What is expected :: Give the data below again exactly as it stands. Omit the pictures.

(Stored entries)
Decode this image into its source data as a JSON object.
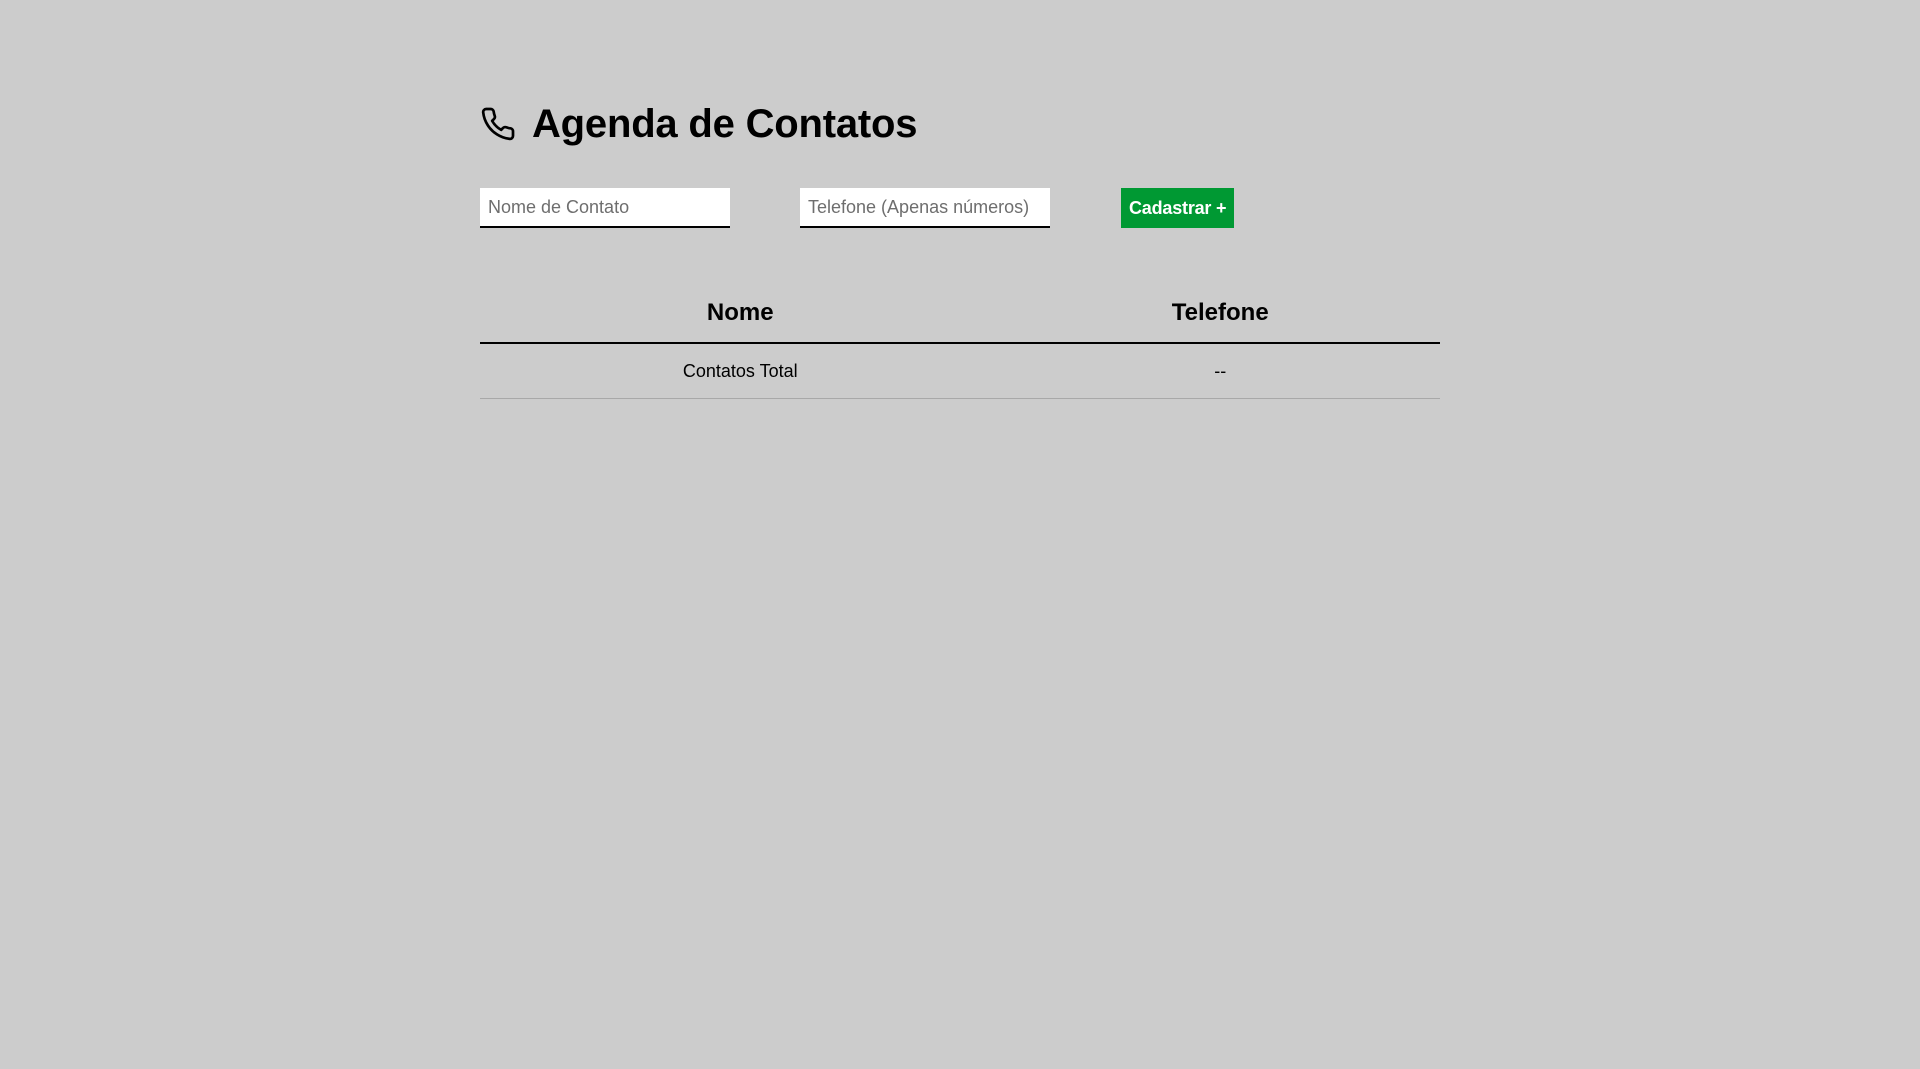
{
  "header": {
    "icon": "phone-icon",
    "title": "Agenda de Contatos"
  },
  "form": {
    "name_input": {
      "value": "",
      "placeholder": "Nome de Contato"
    },
    "phone_input": {
      "value": "",
      "placeholder": "Telefone (Apenas números)"
    },
    "submit_label": "Cadastrar +"
  },
  "table": {
    "columns": [
      "Nome",
      "Telefone"
    ],
    "footer_row": {
      "label": "Contatos Total",
      "value": "--"
    }
  },
  "colors": {
    "background": "#cccccc",
    "accent": "#009933",
    "input_background": "#ffffff"
  }
}
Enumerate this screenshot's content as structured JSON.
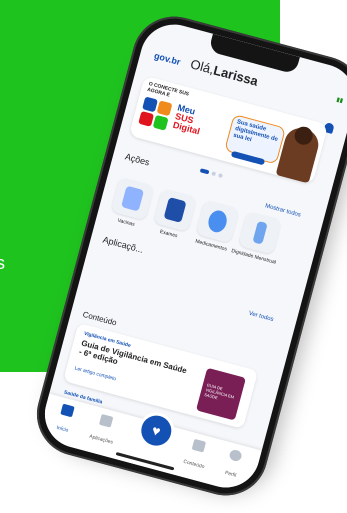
{
  "background": {
    "side_text": "s",
    "accent": "#1ec31e"
  },
  "app": {
    "brand": "gov.br",
    "greeting_prefix": "Olá,",
    "user_name": "Larissa"
  },
  "banner": {
    "kicker": "O CONECTE SUS AGORA É",
    "logo_words": [
      "Meu",
      "SUS",
      "Digital"
    ],
    "bubble_text": "Sua saúde digitalmente de sua lei",
    "brand_blue": "#1351b4",
    "brand_red": "#e0141e",
    "brand_orange": "#f08a1c"
  },
  "actions": {
    "title": "Ações",
    "show_all": "Mostrar todos",
    "items": [
      {
        "label": "Vacinas",
        "icon": "vaccine-icon"
      },
      {
        "label": "Exames",
        "icon": "exam-icon"
      },
      {
        "label": "Medicamentos",
        "icon": "medicine-icon"
      },
      {
        "label": "Dignidade Menstrual",
        "icon": "menstrual-icon"
      }
    ]
  },
  "apps": {
    "title": "Aplicaçõ...",
    "see_all": "Ver todos"
  },
  "content": {
    "title": "Conteúdo",
    "card": {
      "kicker": "Vigilância em Saúde",
      "title": "Guia de Vigilância em Saúde - 6ª edição",
      "link": "Ler artigo completo",
      "cover_text": "GUIA DE VIGILÂNCIA EM SAÚDE"
    },
    "next_kicker": "Saúde da família"
  },
  "tabbar": {
    "items": [
      {
        "label": "Início",
        "icon": "home-icon",
        "active": true
      },
      {
        "label": "Aplicações",
        "icon": "apps-icon",
        "active": false
      },
      {
        "label": "Conteúdo",
        "icon": "content-icon",
        "active": false
      },
      {
        "label": "Perfil",
        "icon": "profile-icon",
        "active": false
      }
    ],
    "center_icon": "heart-icon"
  }
}
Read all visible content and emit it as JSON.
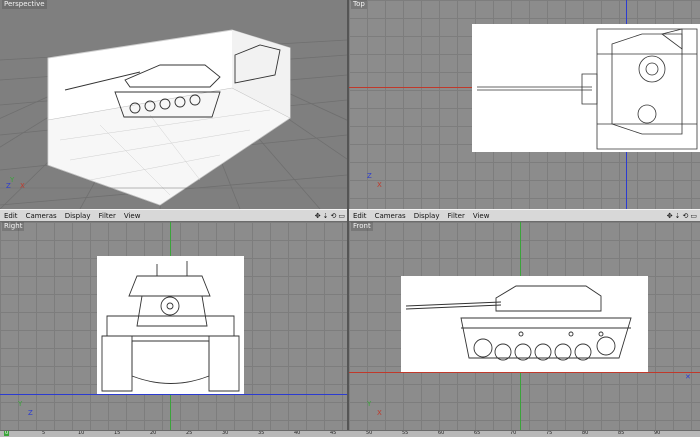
{
  "viewports": {
    "perspective": {
      "label": "Perspective"
    },
    "top": {
      "label": "Top"
    },
    "right": {
      "label": "Right"
    },
    "front": {
      "label": "Front"
    }
  },
  "menu": {
    "items": [
      "Edit",
      "Cameras",
      "Display",
      "Filter",
      "View"
    ]
  },
  "axes": {
    "x": "X",
    "y": "Y",
    "z": "Z"
  },
  "timeline": {
    "start_frame": "0",
    "ticks": [
      "5",
      "10",
      "15",
      "20",
      "25",
      "30",
      "35",
      "40",
      "45",
      "50",
      "55",
      "60",
      "65",
      "70",
      "75",
      "80",
      "85",
      "90"
    ]
  },
  "colors": {
    "viewport_bg": "#8c8c8c",
    "grid_line": "#7d7d7d",
    "axis_x": "#c0392b",
    "axis_y": "#3aa43a",
    "axis_z": "#2b3bd1",
    "menubar": "#d8d8d8"
  }
}
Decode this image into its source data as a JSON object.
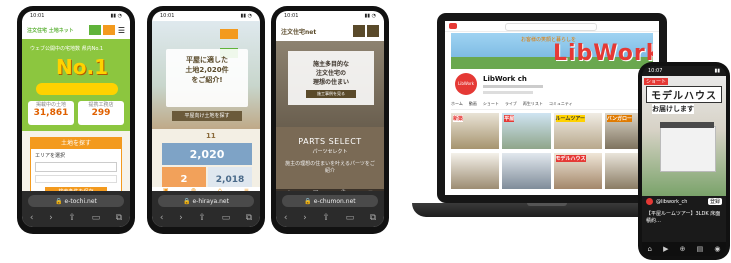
{
  "phone1": {
    "time": "10:01",
    "logo": "注文住宅 土地ネット",
    "hero_headline": "No.1",
    "hero_sub": "ウェブ公開中の宅地数 県内No.1",
    "stat1_label": "掲載中の土地",
    "stat1_value": "31,861",
    "stat2_label": "提携工務店",
    "stat2_value": "299",
    "card_title": "土地を探す",
    "area_label": "エリアを選択",
    "search_button": "検索条件を保存",
    "url": "e-tochi.net"
  },
  "phone2": {
    "time": "10:01",
    "hero_line1": "平屋に適した",
    "hero_line2": "土地2,020件",
    "hero_line3": "をご紹介!",
    "hero_button": "平屋向け土地を探す",
    "count_text": "11",
    "stat1_value": "2,020",
    "stat2_value": "2",
    "stat3_value": "2,018",
    "url": "e-hiraya.net"
  },
  "phone3": {
    "time": "10:01",
    "logo": "注文住宅net",
    "hero_line1": "施主多目的な",
    "hero_line2": "注文住宅の",
    "hero_line3": "理想の住まい",
    "hero_button": "施工事例を見る",
    "parts_title": "PARTS SELECT",
    "parts_sub": "パーツセレクト",
    "parts_desc": "施主の理想の住まいを叶えるパーツをご紹介",
    "url": "e-chumon.net"
  },
  "laptop": {
    "banner_text": "LibWork",
    "banner_small": "お客様の笑顔と暮らしを",
    "channel_name": "LibWork ch",
    "avatar_text": "LibWork",
    "tabs": [
      "ホーム",
      "動画",
      "ショート",
      "ライブ",
      "再生リスト",
      "コミュニティ"
    ],
    "thumb_labels": [
      "新築",
      "平屋",
      "ルームツアー",
      "バンガロー",
      "モデルハウス"
    ]
  },
  "phone4": {
    "time": "10:07",
    "sign_text": "モデルハウス",
    "sub_text": "お届けします",
    "badge": "ショート",
    "caption": "【平屋ルームツアー】3LDK 床面積約…",
    "channel": "@libwork_ch",
    "subscribe": "登録"
  },
  "colors": {
    "green": "#5fb33a",
    "orange": "#f39a1e",
    "yellow": "#ffd200",
    "youtube_red": "#e53935"
  }
}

Output ::
Decode this image into its source data as a JSON object.
{
  "header": {
    "icon": "phone-icon",
    "title": "Agenda de Contatos"
  },
  "form": {
    "name_input": {
      "value": "",
      "placeholder": "Nome de Contato"
    },
    "phone_input": {
      "value": "",
      "placeholder": "Telefone (Apenas números)"
    },
    "submit_label": "Cadastrar +"
  },
  "table": {
    "columns": [
      "Nome",
      "Telefone"
    ],
    "footer_row": {
      "label": "Contatos Total",
      "value": "--"
    }
  },
  "colors": {
    "background": "#cccccc",
    "accent": "#009933",
    "input_background": "#ffffff"
  }
}
Enumerate this screenshot's content as structured JSON.
{
  "background": {
    "side_text": "s",
    "accent": "#1ec31e"
  },
  "app": {
    "brand": "gov.br",
    "greeting_prefix": "Olá,",
    "user_name": "Larissa"
  },
  "banner": {
    "kicker": "O CONECTE SUS AGORA É",
    "logo_words": [
      "Meu",
      "SUS",
      "Digital"
    ],
    "bubble_text": "Sua saúde digitalmente de sua lei",
    "brand_blue": "#1351b4",
    "brand_red": "#e0141e",
    "brand_orange": "#f08a1c"
  },
  "actions": {
    "title": "Ações",
    "show_all": "Mostrar todos",
    "items": [
      {
        "label": "Vacinas",
        "icon": "vaccine-icon"
      },
      {
        "label": "Exames",
        "icon": "exam-icon"
      },
      {
        "label": "Medicamentos",
        "icon": "medicine-icon"
      },
      {
        "label": "Dignidade Menstrual",
        "icon": "menstrual-icon"
      }
    ]
  },
  "apps": {
    "title": "Aplicaçõ...",
    "see_all": "Ver todos"
  },
  "content": {
    "title": "Conteúdo",
    "card": {
      "kicker": "Vigilância em Saúde",
      "title": "Guia de Vigilância em Saúde - 6ª edição",
      "link": "Ler artigo completo",
      "cover_text": "GUIA DE VIGILÂNCIA EM SAÚDE"
    },
    "next_kicker": "Saúde da família"
  },
  "tabbar": {
    "items": [
      {
        "label": "Início",
        "icon": "home-icon",
        "active": true
      },
      {
        "label": "Aplicações",
        "icon": "apps-icon",
        "active": false
      },
      {
        "label": "Conteúdo",
        "icon": "content-icon",
        "active": false
      },
      {
        "label": "Perfil",
        "icon": "profile-icon",
        "active": false
      }
    ],
    "center_icon": "heart-icon"
  }
}
Read all visible content and emit it as JSON.
{
  "viewports": {
    "perspective": {
      "label": "Perspective"
    },
    "top": {
      "label": "Top"
    },
    "right": {
      "label": "Right"
    },
    "front": {
      "label": "Front"
    }
  },
  "menu": {
    "items": [
      "Edit",
      "Cameras",
      "Display",
      "Filter",
      "View"
    ]
  },
  "axes": {
    "x": "X",
    "y": "Y",
    "z": "Z"
  },
  "timeline": {
    "start_frame": "0",
    "ticks": [
      "5",
      "10",
      "15",
      "20",
      "25",
      "30",
      "35",
      "40",
      "45",
      "50",
      "55",
      "60",
      "65",
      "70",
      "75",
      "80",
      "85",
      "90"
    ]
  },
  "colors": {
    "viewport_bg": "#8c8c8c",
    "grid_line": "#7d7d7d",
    "axis_x": "#c0392b",
    "axis_y": "#3aa43a",
    "axis_z": "#2b3bd1",
    "menubar": "#d8d8d8"
  }
}
Decode this image into its source data as a JSON object.
{
  "phone1": {
    "time": "10:01",
    "logo": "注文住宅 土地ネット",
    "hero_headline": "No.1",
    "hero_sub": "ウェブ公開中の宅地数 県内No.1",
    "stat1_label": "掲載中の土地",
    "stat1_value": "31,861",
    "stat2_label": "提携工務店",
    "stat2_value": "299",
    "card_title": "土地を探す",
    "area_label": "エリアを選択",
    "search_button": "検索条件を保存",
    "url": "e-tochi.net"
  },
  "phone2": {
    "time": "10:01",
    "hero_line1": "平屋に適した",
    "hero_line2": "土地2,020件",
    "hero_line3": "をご紹介!",
    "hero_button": "平屋向け土地を探す",
    "count_text": "11",
    "stat1_value": "2,020",
    "stat2_value": "2",
    "stat3_value": "2,018",
    "url": "e-hiraya.net"
  },
  "phone3": {
    "time": "10:01",
    "logo": "注文住宅net",
    "hero_line1": "施主多目的な",
    "hero_line2": "注文住宅の",
    "hero_line3": "理想の住まい",
    "hero_button": "施工事例を見る",
    "parts_title": "PARTS SELECT",
    "parts_sub": "パーツセレクト",
    "parts_desc": "施主の理想の住まいを叶えるパーツをご紹介",
    "url": "e-chumon.net"
  },
  "laptop": {
    "banner_text": "LibWork",
    "banner_small": "お客様の笑顔と暮らしを",
    "channel_name": "LibWork ch",
    "avatar_text": "LibWork",
    "tabs": [
      "ホーム",
      "動画",
      "ショート",
      "ライブ",
      "再生リスト",
      "コミュニティ"
    ],
    "thumb_labels": [
      "新築",
      "平屋",
      "ルームツアー",
      "バンガロー",
      "モデルハウス"
    ]
  },
  "phone4": {
    "time": "10:07",
    "sign_text": "モデルハウス",
    "sub_text": "お届けします",
    "badge": "ショート",
    "caption": "【平屋ルームツアー】3LDK 床面積約…",
    "channel": "@libwork_ch",
    "subscribe": "登録"
  },
  "colors": {
    "green": "#5fb33a",
    "orange": "#f39a1e",
    "yellow": "#ffd200",
    "youtube_red": "#e53935"
  }
}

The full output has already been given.